Pick of the bunch is the 1.2-litre petrol, five-door version in Comfort specification priced at 9,445. It has a lively, free-revving all-aluminium four-cylinder engine which is almost as strong in real-world performance as the 1.4-litre. The published 'combined' cycle fuel consumption figure for this engine is 54.3mpg. In freezing cold real-life conditions, with two up in the car and driving quite quickly, the actual fuel return was still a very good 44.3mpg.

The five-speed gearbox is very slick and the gear ratios well sorted to make the best use of the engine's power, particularly its limited torque. True, it gets a little 'thrashy' on motorways but for most driving conditions it is fine. The Comfort specification is well thought out and having an on-board information computer for all models is a great idea.

The i20 has a lot in its favour, including price, interior space, comprehensive equipment, a strong engine, comfortable ride, positive handling and a long warranty. Against that, the ordinary styling and some poorer quality interior fittings and finishes are easy to overlook. The Hyundai i20 cannot be ignored by the cash-strapped (or just plain sensible) new car buyer. It's a tough world but that makes this car an easy choice as an affordable set of wheels. — David Mile
s
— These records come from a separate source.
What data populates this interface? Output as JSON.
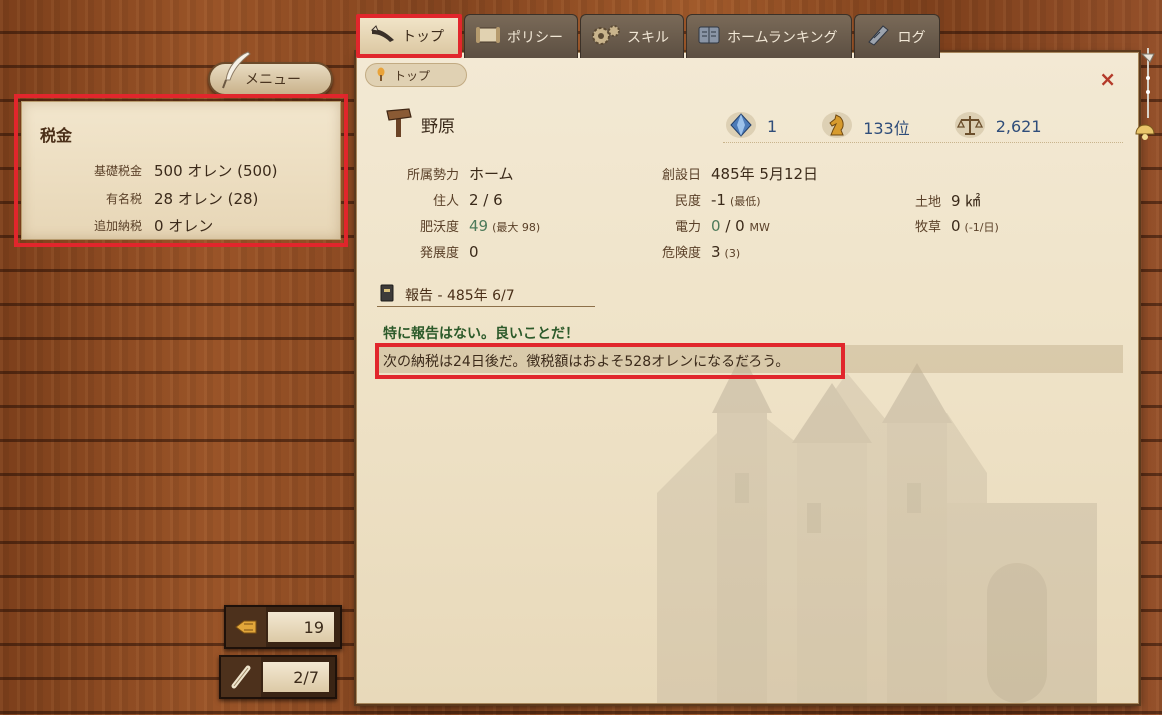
{
  "menu": {
    "label": "メニュー"
  },
  "tax": {
    "title": "税金",
    "rows": [
      {
        "label": "基礎税金",
        "value": "500 オレン (500)"
      },
      {
        "label": "有名税",
        "value": "28 オレン (28)"
      },
      {
        "label": "追加納税",
        "value": "0 オレン"
      }
    ]
  },
  "counters": {
    "tickets": "19",
    "scrolls": "2/7"
  },
  "tabs": [
    {
      "label": "トップ",
      "icon": "quill-icon"
    },
    {
      "label": "ポリシー",
      "icon": "scroll-icon"
    },
    {
      "label": "スキル",
      "icon": "gears-icon"
    },
    {
      "label": "ホームランキング",
      "icon": "book-icon"
    },
    {
      "label": "ログ",
      "icon": "log-icon"
    }
  ],
  "panel": {
    "breadcrumb": "トップ",
    "close": "×",
    "place_name": "野原",
    "stats": {
      "crystal": "1",
      "rank": "133位",
      "balance": "2,621"
    },
    "fields": {
      "faction_label": "所属勢力",
      "faction_value": "ホーム",
      "founded_label": "創設日",
      "founded_value": "485年 5月12日",
      "residents_label": "住人",
      "residents_value": "2 / 6",
      "morale_label": "民度",
      "morale_value": "-1",
      "morale_note": "(最低)",
      "land_label": "土地",
      "land_value": "9 ㎢",
      "fertility_label": "肥沃度",
      "fertility_value": "49",
      "fertility_note": "(最大 98)",
      "power_label": "電力",
      "power_value_a": "0",
      "power_value_b": " / 0 ",
      "power_unit": "MW",
      "pasture_label": "牧草",
      "pasture_value": "0",
      "pasture_note": "(-1/日)",
      "development_label": "発展度",
      "development_value": "0",
      "danger_label": "危険度",
      "danger_value": "3",
      "danger_note": "(3)"
    },
    "report": {
      "title": "報告 - 485年 6/7",
      "message_good": "特に報告はない。良いことだ！",
      "message_tax": "次の納税は24日後だ。徴税額はおよそ528オレンになるだろう。"
    }
  },
  "colors": {
    "highlight": "#e1262c",
    "wood": "#8a4a22",
    "parchment": "#f3e9d4"
  }
}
Hyundai i20 Comfort 1.2 5-door
| 9,445
Maximum speed: 103mph | 0-62mph: 12.9 seconds
Overall test MPG: 44.3mpg | Power: 77bhp | Torque: 88lb ft
CO2 124g/km